However, Harrington also noted that Ottawa still denied “there was a uniform residential school policy” and that it argued that the federal government was only liable for what it couldn’t pin on the various religious orders that ran the schools.
The legal strategy could lead Ottawa to examine in discovery each of the 105 bands involved in the lawsuit along with all the “literally hundreds of religious orders” involved in the schools, wrote Harrington.
“All of this would take years. The plaintiffs are dying,” wrote Harrington.
“Is it its intention to grind these 105 bands into poverty and bankruptcy before this matter ever proceeds to trial?”
Crown-Indigenous Relations Minister Carolyn Bennett’s office told CBC News in March that it would be amending the original statement of defence —which included the denial of a residential school policy — because it didn’t reflect the Liberal government’s “values.”
Bennett’s office said the original statement of claim would be reviewed in light of the litigation directive — that Ottawa seek to settle instead of fight Indigenous-related cases — issued by former justice minister Jody Wilson-Raybould shortly before she was shuffled out of her position in January.
Harrington wrote there was little change to the core legal arguments in the amended statement of defence.
“It has repeated all of the defences set out in the original statement of defence,” wrote Harrington. “The same defences did not stop it from settling with students who resided at the schools.”
Bennett’s office said in a statement that Ottawa remains “committed to righting past wrongs, especially those involving children outside of litigation” and that they continue to work with the lawyers for day scholars.
“As those discussions are confidential, we will not be commenting on the nature of discussions.”
Lawyer for day scholars says Canada’s defence ‘fails’
Lawyer John Phillips, a partner with firm Waddell Phillips who is representing the day scholars, said the case is awaiting the appointment of a new case management judge which would then lead to the scheduling on how the matter would proceed to litigation.

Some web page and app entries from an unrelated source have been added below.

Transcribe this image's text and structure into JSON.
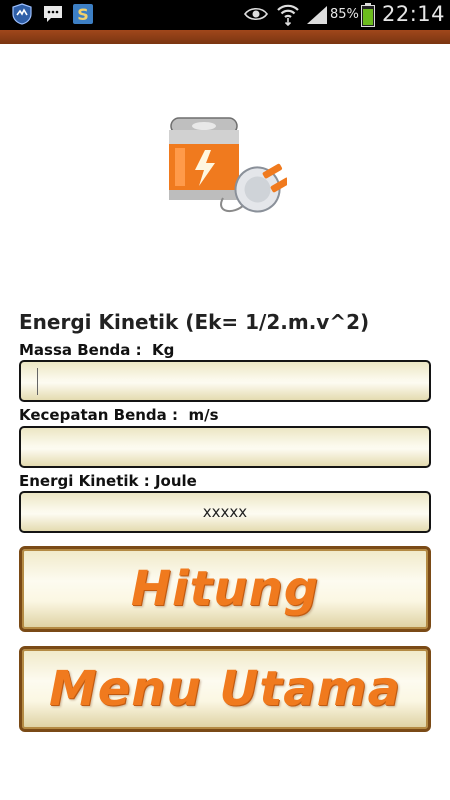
{
  "status_bar": {
    "battery_percent": "85%",
    "time": "22:14",
    "left_icons": [
      "app-shield-icon",
      "chat-bubble-icon",
      "s-app-icon"
    ],
    "right_icons": [
      "eye-icon",
      "wifi-icon",
      "signal-icon",
      "battery-icon"
    ]
  },
  "logo": {
    "icon": "battery-plug-icon"
  },
  "form": {
    "title": "Energi Kinetik (Ek= 1/2.m.v^2)",
    "mass_label": "Massa Benda :  Kg",
    "mass_value": "",
    "velocity_label": "Kecepatan Benda :  m/s",
    "velocity_value": "",
    "result_label": "Energi Kinetik : Joule",
    "result_value": "xxxxx"
  },
  "buttons": {
    "calculate_label": "Hitung",
    "main_menu_label": "Menu Utama"
  },
  "colors": {
    "accent_orange": "#f07a1e",
    "header_brown": "#8a3c14",
    "field_cream": "#f7f2d8"
  }
}
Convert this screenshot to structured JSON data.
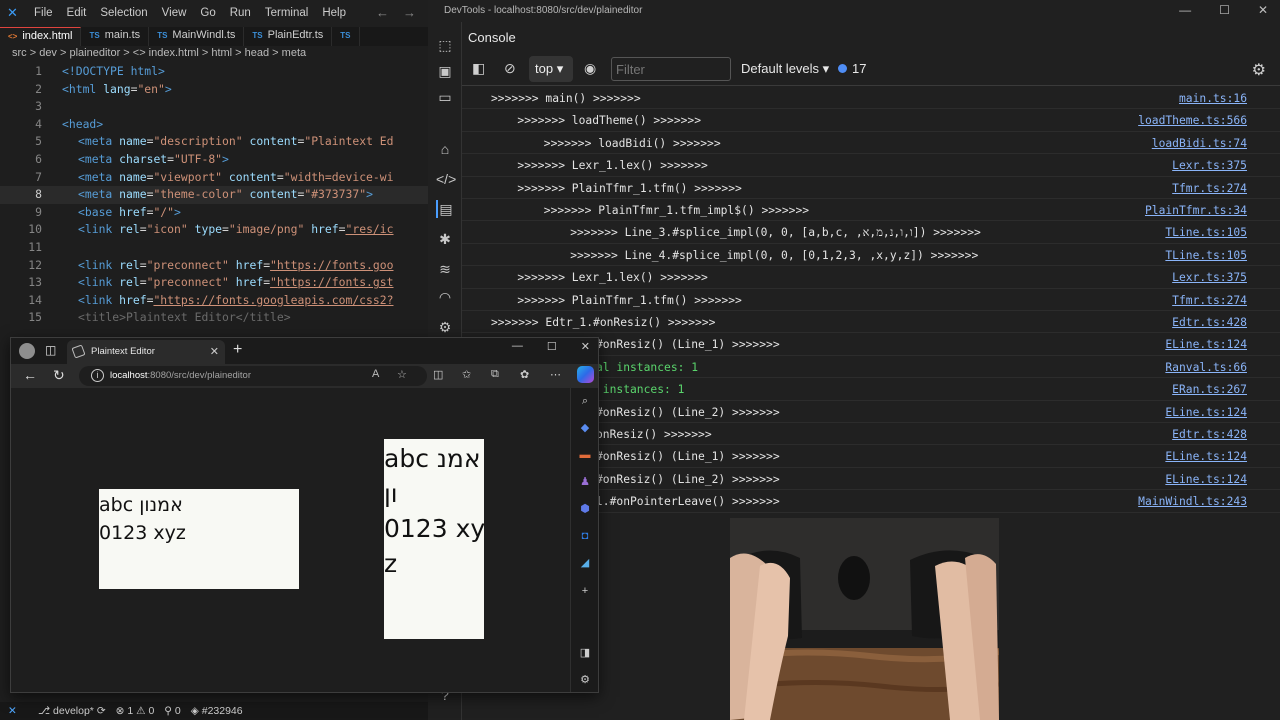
{
  "vscode": {
    "menu": [
      "File",
      "Edit",
      "Selection",
      "View",
      "Go",
      "Run",
      "Terminal",
      "Help"
    ],
    "tabs": [
      {
        "icon": "<>",
        "label": "index.html",
        "active": true
      },
      {
        "icon": "TS",
        "label": "main.ts",
        "active": false
      },
      {
        "icon": "TS",
        "label": "MainWindl.ts",
        "active": false
      },
      {
        "icon": "TS",
        "label": "PlainEdtr.ts",
        "active": false
      },
      {
        "icon": "TS",
        "label": "",
        "active": false
      }
    ],
    "breadcrumb": "src  >  dev  >  plaineditor  >  <>  index.html  >  html  >  head  >  meta",
    "lines": [
      "1",
      "2",
      "3",
      "4",
      "5",
      "6",
      "7",
      "8",
      "9",
      "10",
      "11",
      "12",
      "13",
      "14",
      "15"
    ],
    "code": {
      "l1": "<!DOCTYPE html>",
      "l2a": "<html",
      "l2b": " lang",
      "l2c": "=",
      "l2d": "\"en\"",
      "l2e": ">",
      "l4": "<head>",
      "l5a": "<meta",
      "l5b": " name",
      "l5c": "=",
      "l5d": "\"description\"",
      "l5e": " content",
      "l5f": "=",
      "l5g": "\"Plaintext Ed",
      "l6a": "<meta",
      "l6b": " charset",
      "l6c": "=",
      "l6d": "\"UTF-8\"",
      "l6e": ">",
      "l7a": "<meta",
      "l7b": " name",
      "l7c": "=",
      "l7d": "\"viewport\"",
      "l7e": " content",
      "l7f": "=",
      "l7g": "\"width=device-wi",
      "l8a": "<meta",
      "l8b": " name",
      "l8c": "=",
      "l8d": "\"theme-color\"",
      "l8e": " content",
      "l8f": "=",
      "l8g": "\"#373737\"",
      "l8h": ">",
      "l9a": "<base",
      "l9b": " href",
      "l9c": "=",
      "l9d": "\"/\"",
      "l9e": ">",
      "l10a": "<link",
      "l10b": " rel",
      "l10c": "=",
      "l10d": "\"icon\"",
      "l10e": " type",
      "l10f": "=",
      "l10g": "\"image/png\"",
      "l10h": " href",
      "l10i": "=",
      "l10j": "\"res/ic",
      "l12a": "<link",
      "l12b": " rel",
      "l12c": "=",
      "l12d": "\"preconnect\"",
      "l12e": " href",
      "l12f": "=",
      "l12g": "\"https://fonts.goo",
      "l13a": "<link",
      "l13b": " rel",
      "l13c": "=",
      "l13d": "\"preconnect\"",
      "l13e": " href",
      "l13f": "=",
      "l13g": "\"https://fonts.gst",
      "l14a": "<link",
      "l14b": " href",
      "l14c": "=",
      "l14d": "\"https://fonts.googleapis.com/css2?",
      "l15": "<title>Plaintext Editor</title>"
    },
    "status": {
      "branch": "develop*",
      "errors": "1",
      "warnings": "0",
      "ports": "0",
      "commit": "#232946"
    }
  },
  "devtools": {
    "window_title": "DevTools - localhost:8080/src/dev/plaineditor",
    "panel": "Console",
    "context": "top",
    "filter_placeholder": "Filter",
    "levels": "Default levels",
    "issues_count": "17",
    "messages": [
      {
        "text": ">>>>>>> main() >>>>>>>",
        "source": "main.ts:16",
        "indent": 0,
        "color": "normal"
      },
      {
        "text": ">>>>>>> loadTheme() >>>>>>>",
        "source": "loadTheme.ts:566",
        "indent": 1,
        "color": "normal"
      },
      {
        "text": ">>>>>>> loadBidi() >>>>>>>",
        "source": "loadBidi.ts:74",
        "indent": 2,
        "color": "normal"
      },
      {
        "text": ">>>>>>> Lexr_1.lex() >>>>>>>",
        "source": "Lexr.ts:375",
        "indent": 1,
        "color": "normal"
      },
      {
        "text": ">>>>>>> PlainTfmr_1.tfm() >>>>>>>",
        "source": "Tfmr.ts:274",
        "indent": 1,
        "color": "normal"
      },
      {
        "text": ">>>>>>> PlainTfmr_1.tfm_impl$() >>>>>>>",
        "source": "PlainTfmr.ts:34",
        "indent": 2,
        "color": "normal"
      },
      {
        "text": ">>>>>>> Line_3.#splice_impl(0, 0, [a,b,c, ,ו,ו,נ,מ,א]) >>>>>>>",
        "source": "TLine.ts:105",
        "indent": 3,
        "color": "normal"
      },
      {
        "text": ">>>>>>> Line_4.#splice_impl(0, 0, [0,1,2,3, ,x,y,z]) >>>>>>>",
        "source": "TLine.ts:105",
        "indent": 3,
        "color": "normal"
      },
      {
        "text": ">>>>>>> Lexr_1.lex() >>>>>>>",
        "source": "Lexr.ts:375",
        "indent": 1,
        "color": "normal"
      },
      {
        "text": ">>>>>>> PlainTfmr_1.tfm() >>>>>>>",
        "source": "Tfmr.ts:274",
        "indent": 1,
        "color": "normal"
      },
      {
        "text": ">>>>>>> Edtr_1.#onResiz() >>>>>>>",
        "source": "Edtr.ts:428",
        "indent": 0,
        "color": "normal"
      },
      {
        "text": "#onResiz() (Line_1) >>>>>>>",
        "source": "ELine.ts:124",
        "indent": 4,
        "color": "normal"
      },
      {
        "text": "al instances: 1",
        "source": "Ranval.ts:66",
        "indent": 4,
        "color": "green"
      },
      {
        "text": " instances: 1",
        "source": "ERan.ts:267",
        "indent": 4,
        "color": "green"
      },
      {
        "text": "#onResiz() (Line_2) >>>>>>>",
        "source": "ELine.ts:124",
        "indent": 4,
        "color": "normal"
      },
      {
        "text": "onResiz() >>>>>>>",
        "source": "Edtr.ts:428",
        "indent": 4,
        "color": "normal"
      },
      {
        "text": "#onResiz() (Line_1) >>>>>>>",
        "source": "ELine.ts:124",
        "indent": 4,
        "color": "normal"
      },
      {
        "text": "#onResiz() (Line_2) >>>>>>>",
        "source": "ELine.ts:124",
        "indent": 4,
        "color": "normal"
      },
      {
        "text": "l.#onPointerLeave() >>>>>>>",
        "source": "MainWindl.ts:243",
        "indent": 4,
        "color": "normal"
      }
    ]
  },
  "browser": {
    "tab_title": "Plaintext Editor",
    "url_host": "localhost",
    "url_path": ":8080/src/dev/plaineditor",
    "pane_a": [
      "abc אמנון",
      "0123 xyz"
    ],
    "pane_b": [
      "abc אמנ",
      "ון",
      "0123 xy",
      "z"
    ]
  },
  "colors": {
    "accent": "#3b9bf5",
    "console_link": "#8ab4f8",
    "console_green": "#5ad46c",
    "page_bg": "#f8f9f4"
  }
}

Phillips said Harrington’s ruling called out Canada for not following Wilson-Raybould’s litigation directive in the case.
“It’s pretty clear he sees Canada as having utterly failed to meet either the spirit or the letter of the litigation guidelines that were promulgated by the Department of Justice,” said Phillips.
“It fails on the level of both reconciliation and compliance with their own internal directions.”
Phillips also said Canada’s continued adherence to its denial that it had no residential school policy flew in the face of the 2008 apology for residential schools delivered by former prime minister Stephen Harper and Ottawa’s recent settlement with day school survivors.
Ottawa also denies in its statement of defence that it breached the Aboriginal rights outlined in section 35 of the Constitution of any of the plaintiffs to speak their traditional languages, engage in traditional customs or follow their traditional governance.
“What Canada is throwing back at the Aboriginal people of Canada is … that you have to tell us what your culture was, you have to specifically define the parameters … and why language was important,” said Phillips.
“As if those aren’t self evident.”
Bennett’s office said Ottawa recognizes “the right of Indigenous Peoples to protect and promote their languages.” The statement pointed to the tabling of Bill C-91 which would create an Indigenous languages commissioner. The statement also said that the latest federal budget committed $333.7 million over the next five years to “strengthen and revitalized Indigenous languages.”
Harrington, who is retiring at the end of the month, ended his ruling with a quote from French philosopher Albert Camus: “I shall tell you a great secret, my friend. Do not wait for the last judgment, it takes place every day.”
Phillips said Harrington quoted Camus to make a point that the country is watching to see if there is a reality to the current government’s claimed commitment to reconciliation.
“And that is a judgment that is made every day,” he said.